• EXERCISE BRIEF: If a line includes "фонду", copy it out of the entries.

• DATA IN THIS EXERCISE:
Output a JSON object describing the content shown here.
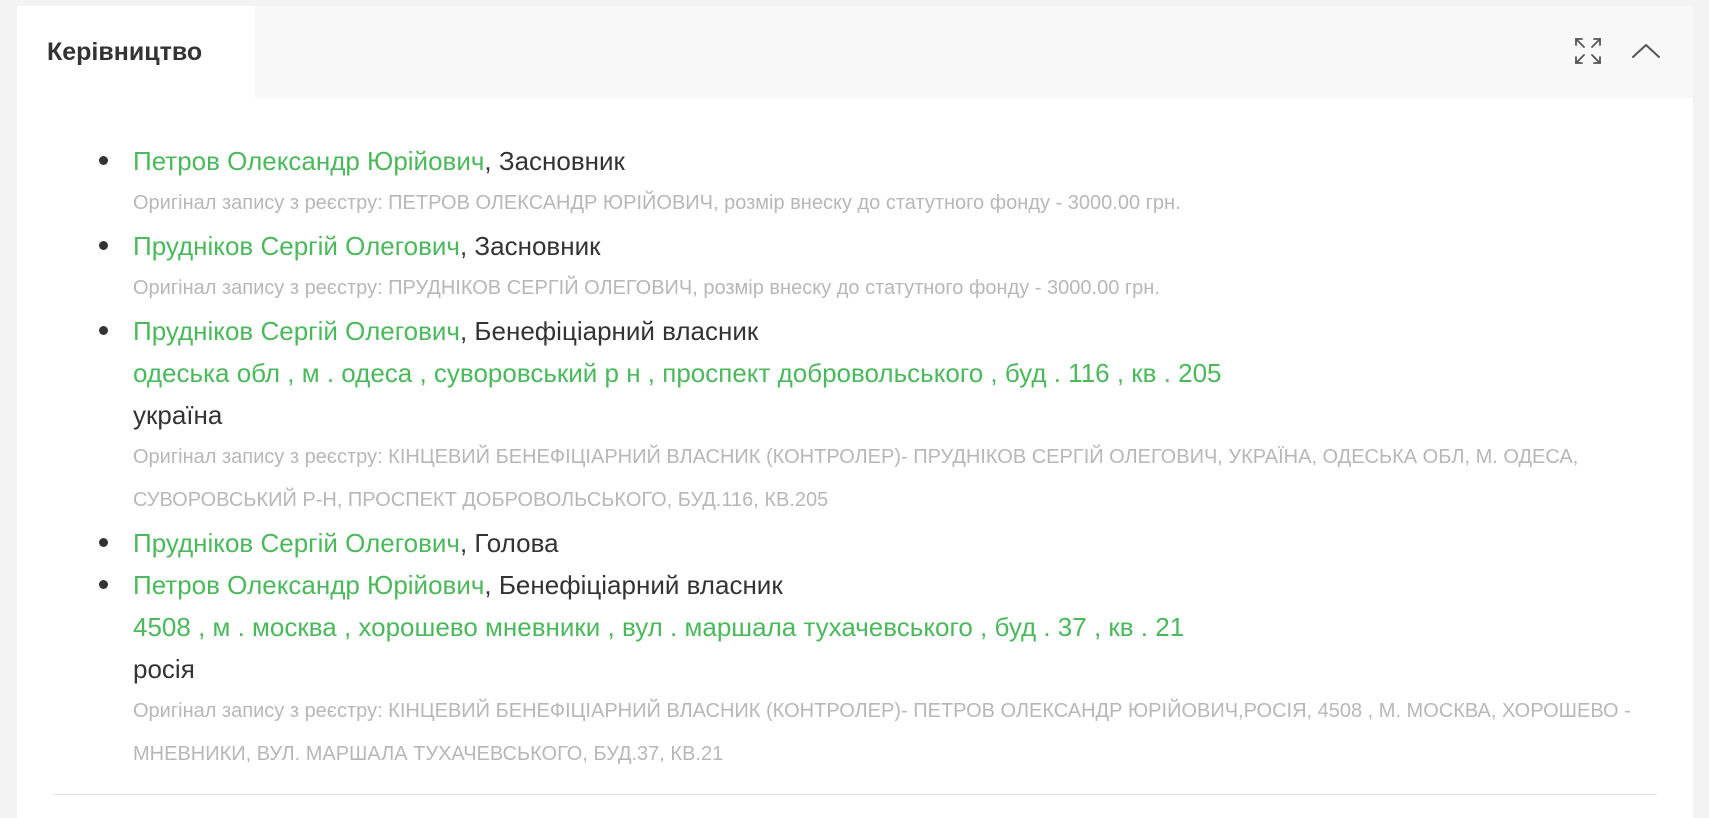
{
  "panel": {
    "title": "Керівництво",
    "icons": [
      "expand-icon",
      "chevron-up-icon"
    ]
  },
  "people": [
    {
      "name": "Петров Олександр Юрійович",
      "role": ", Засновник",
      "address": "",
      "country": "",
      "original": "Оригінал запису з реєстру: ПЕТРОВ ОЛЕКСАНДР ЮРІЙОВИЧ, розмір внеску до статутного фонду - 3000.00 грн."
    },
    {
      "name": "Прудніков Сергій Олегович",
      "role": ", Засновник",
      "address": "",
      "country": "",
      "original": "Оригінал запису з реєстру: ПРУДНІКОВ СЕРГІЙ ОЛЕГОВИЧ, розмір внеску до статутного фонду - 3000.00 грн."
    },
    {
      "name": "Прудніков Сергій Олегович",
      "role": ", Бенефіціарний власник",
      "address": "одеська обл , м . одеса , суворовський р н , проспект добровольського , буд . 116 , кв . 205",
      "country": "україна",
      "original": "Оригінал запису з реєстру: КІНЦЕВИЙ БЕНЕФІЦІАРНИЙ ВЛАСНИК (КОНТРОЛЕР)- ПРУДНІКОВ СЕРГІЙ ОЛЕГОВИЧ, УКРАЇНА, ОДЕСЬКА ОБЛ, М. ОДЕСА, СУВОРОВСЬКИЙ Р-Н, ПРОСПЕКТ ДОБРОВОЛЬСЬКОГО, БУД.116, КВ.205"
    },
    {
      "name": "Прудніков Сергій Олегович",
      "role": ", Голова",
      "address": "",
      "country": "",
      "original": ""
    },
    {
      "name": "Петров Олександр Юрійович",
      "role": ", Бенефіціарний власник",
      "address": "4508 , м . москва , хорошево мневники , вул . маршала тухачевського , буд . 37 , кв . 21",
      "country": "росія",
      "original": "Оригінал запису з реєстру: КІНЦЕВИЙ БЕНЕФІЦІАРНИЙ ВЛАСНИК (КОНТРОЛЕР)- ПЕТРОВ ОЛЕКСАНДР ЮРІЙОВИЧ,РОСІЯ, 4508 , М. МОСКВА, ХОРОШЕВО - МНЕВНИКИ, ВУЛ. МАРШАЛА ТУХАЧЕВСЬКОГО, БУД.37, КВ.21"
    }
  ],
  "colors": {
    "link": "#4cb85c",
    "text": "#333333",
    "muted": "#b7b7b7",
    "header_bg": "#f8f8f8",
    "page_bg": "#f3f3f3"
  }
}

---

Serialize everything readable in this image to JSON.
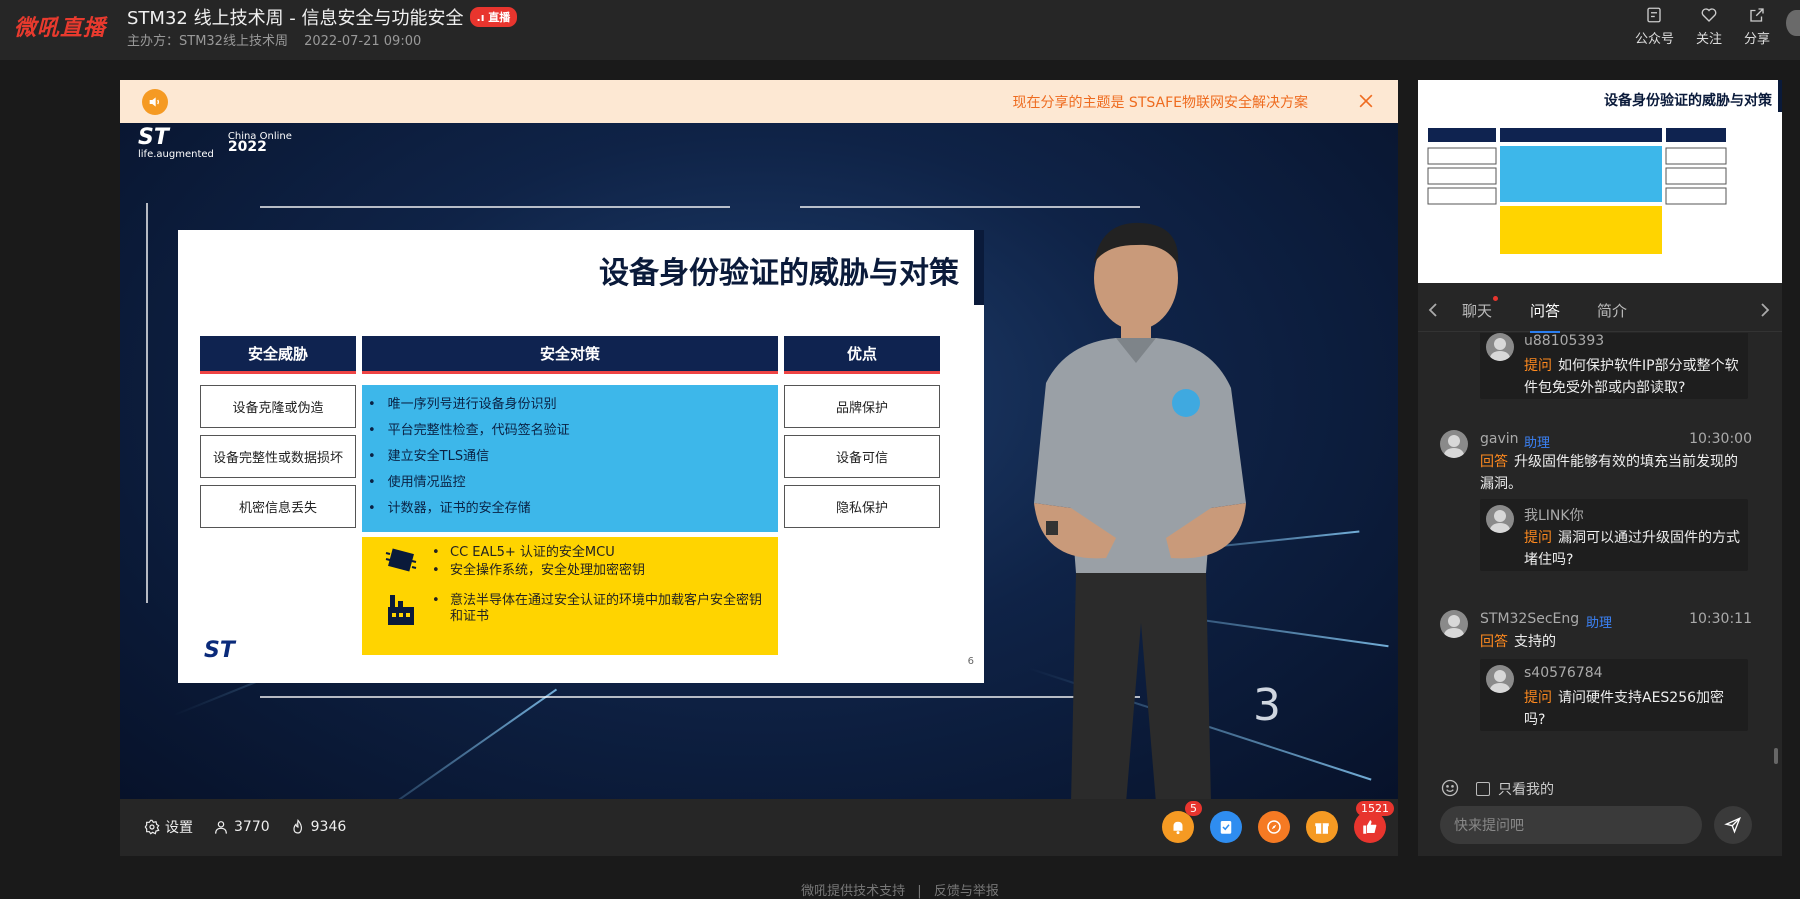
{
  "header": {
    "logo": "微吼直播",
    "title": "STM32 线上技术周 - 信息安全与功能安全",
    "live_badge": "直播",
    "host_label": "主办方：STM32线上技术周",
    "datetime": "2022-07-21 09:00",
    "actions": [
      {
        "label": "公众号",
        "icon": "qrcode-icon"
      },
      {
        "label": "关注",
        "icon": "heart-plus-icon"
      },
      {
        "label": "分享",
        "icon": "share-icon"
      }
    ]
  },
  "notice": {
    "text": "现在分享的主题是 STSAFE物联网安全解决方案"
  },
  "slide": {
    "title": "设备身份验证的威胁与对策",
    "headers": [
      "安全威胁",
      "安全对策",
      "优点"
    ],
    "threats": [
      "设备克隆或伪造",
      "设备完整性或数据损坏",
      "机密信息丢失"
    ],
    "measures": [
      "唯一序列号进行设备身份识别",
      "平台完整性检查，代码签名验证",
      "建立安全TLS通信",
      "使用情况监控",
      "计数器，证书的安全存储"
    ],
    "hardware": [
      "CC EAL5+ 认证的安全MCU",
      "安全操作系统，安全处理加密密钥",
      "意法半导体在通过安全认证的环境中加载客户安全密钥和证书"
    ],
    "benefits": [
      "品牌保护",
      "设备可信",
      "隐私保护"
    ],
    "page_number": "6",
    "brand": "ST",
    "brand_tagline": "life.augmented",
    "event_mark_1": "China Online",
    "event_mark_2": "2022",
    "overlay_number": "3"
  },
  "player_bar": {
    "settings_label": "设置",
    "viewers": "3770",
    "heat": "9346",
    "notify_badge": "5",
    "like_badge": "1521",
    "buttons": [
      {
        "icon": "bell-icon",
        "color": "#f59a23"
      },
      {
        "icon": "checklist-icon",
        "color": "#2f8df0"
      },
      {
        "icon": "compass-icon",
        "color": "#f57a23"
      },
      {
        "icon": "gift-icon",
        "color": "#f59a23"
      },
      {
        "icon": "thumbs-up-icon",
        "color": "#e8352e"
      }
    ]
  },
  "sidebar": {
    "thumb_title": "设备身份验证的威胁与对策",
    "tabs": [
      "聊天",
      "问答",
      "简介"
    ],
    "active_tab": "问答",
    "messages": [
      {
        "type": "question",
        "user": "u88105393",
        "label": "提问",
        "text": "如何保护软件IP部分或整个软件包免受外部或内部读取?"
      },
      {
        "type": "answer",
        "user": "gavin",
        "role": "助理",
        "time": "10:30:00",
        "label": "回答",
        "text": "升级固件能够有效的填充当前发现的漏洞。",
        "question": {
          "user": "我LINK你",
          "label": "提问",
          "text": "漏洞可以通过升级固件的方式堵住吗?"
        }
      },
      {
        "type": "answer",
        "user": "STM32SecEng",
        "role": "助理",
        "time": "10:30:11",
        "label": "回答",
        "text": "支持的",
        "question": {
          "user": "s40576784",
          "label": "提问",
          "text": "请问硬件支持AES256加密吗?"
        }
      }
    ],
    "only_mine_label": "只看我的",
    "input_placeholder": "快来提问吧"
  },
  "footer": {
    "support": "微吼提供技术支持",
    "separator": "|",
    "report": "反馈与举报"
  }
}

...

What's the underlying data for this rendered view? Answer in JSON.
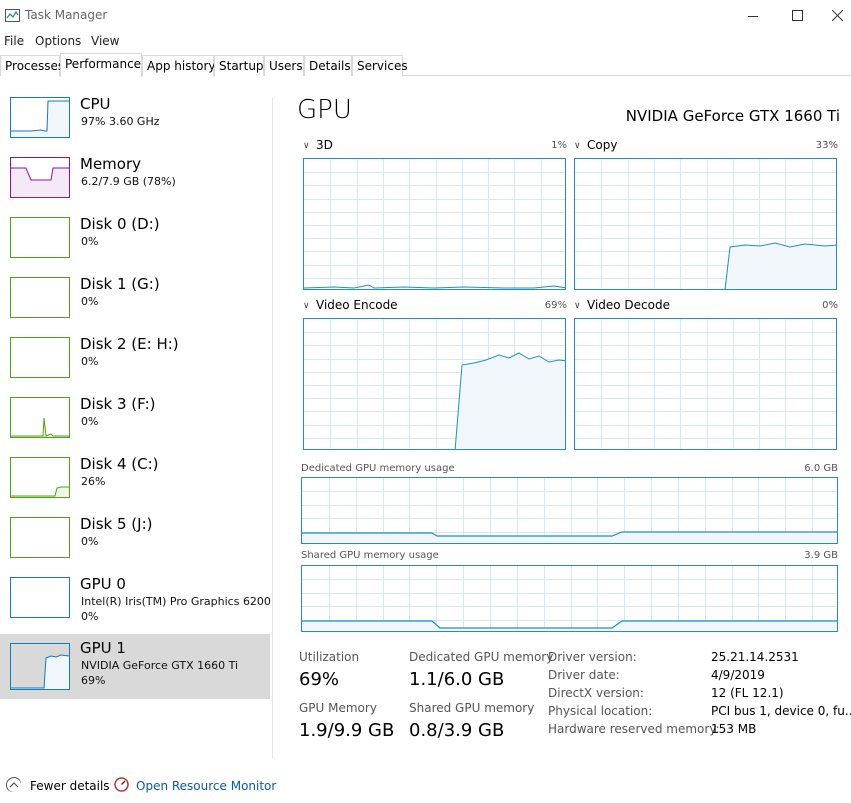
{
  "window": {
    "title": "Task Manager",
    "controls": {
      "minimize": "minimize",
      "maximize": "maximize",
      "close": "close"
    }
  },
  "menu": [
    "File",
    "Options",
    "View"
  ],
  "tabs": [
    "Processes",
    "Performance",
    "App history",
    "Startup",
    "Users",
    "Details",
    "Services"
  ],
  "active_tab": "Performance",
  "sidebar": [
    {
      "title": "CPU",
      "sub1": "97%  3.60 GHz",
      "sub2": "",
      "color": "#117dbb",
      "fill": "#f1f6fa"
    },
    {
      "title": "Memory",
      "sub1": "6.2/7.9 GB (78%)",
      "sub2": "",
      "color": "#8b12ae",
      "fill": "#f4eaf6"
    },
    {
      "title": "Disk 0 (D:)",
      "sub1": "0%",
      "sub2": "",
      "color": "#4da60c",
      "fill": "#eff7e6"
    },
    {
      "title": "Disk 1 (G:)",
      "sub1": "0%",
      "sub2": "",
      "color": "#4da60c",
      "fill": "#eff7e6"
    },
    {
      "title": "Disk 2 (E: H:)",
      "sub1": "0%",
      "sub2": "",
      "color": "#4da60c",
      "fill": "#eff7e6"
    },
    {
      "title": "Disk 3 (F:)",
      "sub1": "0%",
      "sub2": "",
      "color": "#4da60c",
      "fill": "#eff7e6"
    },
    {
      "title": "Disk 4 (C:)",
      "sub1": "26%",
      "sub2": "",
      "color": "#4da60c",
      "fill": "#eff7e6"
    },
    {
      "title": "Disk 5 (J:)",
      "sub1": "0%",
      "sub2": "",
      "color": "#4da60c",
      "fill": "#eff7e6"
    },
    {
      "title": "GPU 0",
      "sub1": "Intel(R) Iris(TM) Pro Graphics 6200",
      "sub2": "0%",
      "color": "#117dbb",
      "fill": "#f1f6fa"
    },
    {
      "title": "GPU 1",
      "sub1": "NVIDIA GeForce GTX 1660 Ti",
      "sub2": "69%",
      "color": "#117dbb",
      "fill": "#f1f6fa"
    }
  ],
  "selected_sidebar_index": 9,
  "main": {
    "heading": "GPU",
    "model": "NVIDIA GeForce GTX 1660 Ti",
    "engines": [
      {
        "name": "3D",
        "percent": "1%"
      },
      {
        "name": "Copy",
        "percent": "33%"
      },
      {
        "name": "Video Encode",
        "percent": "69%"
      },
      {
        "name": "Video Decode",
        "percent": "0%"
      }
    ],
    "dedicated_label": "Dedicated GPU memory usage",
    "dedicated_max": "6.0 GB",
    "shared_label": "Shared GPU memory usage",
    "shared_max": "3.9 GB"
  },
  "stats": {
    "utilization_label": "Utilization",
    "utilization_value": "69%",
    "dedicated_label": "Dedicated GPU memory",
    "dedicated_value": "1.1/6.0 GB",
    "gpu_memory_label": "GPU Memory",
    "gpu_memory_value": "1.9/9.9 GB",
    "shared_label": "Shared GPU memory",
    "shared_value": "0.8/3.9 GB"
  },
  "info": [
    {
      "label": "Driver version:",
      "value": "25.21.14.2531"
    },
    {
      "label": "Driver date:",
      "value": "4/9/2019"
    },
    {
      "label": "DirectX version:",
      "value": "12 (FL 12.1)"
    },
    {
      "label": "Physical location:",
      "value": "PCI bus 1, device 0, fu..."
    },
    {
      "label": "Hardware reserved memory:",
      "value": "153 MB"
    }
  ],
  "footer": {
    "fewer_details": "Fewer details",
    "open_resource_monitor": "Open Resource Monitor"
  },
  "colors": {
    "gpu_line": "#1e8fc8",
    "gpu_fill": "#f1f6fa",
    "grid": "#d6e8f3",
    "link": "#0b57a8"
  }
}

• THE COMPLETED TASK:
      "original": "Оригінал запису з реєстру: ПЕТРОВ ОЛЕКСАНДР ЮРІЙОВИЧ, розмір внеску до статутного фонду - 3000.00 грн."
      "original": "Оригінал запису з реєстру: ПРУДНІКОВ СЕРГІЙ ОЛЕГОВИЧ, розмір внеску до статутного фонду - 3000.00 грн."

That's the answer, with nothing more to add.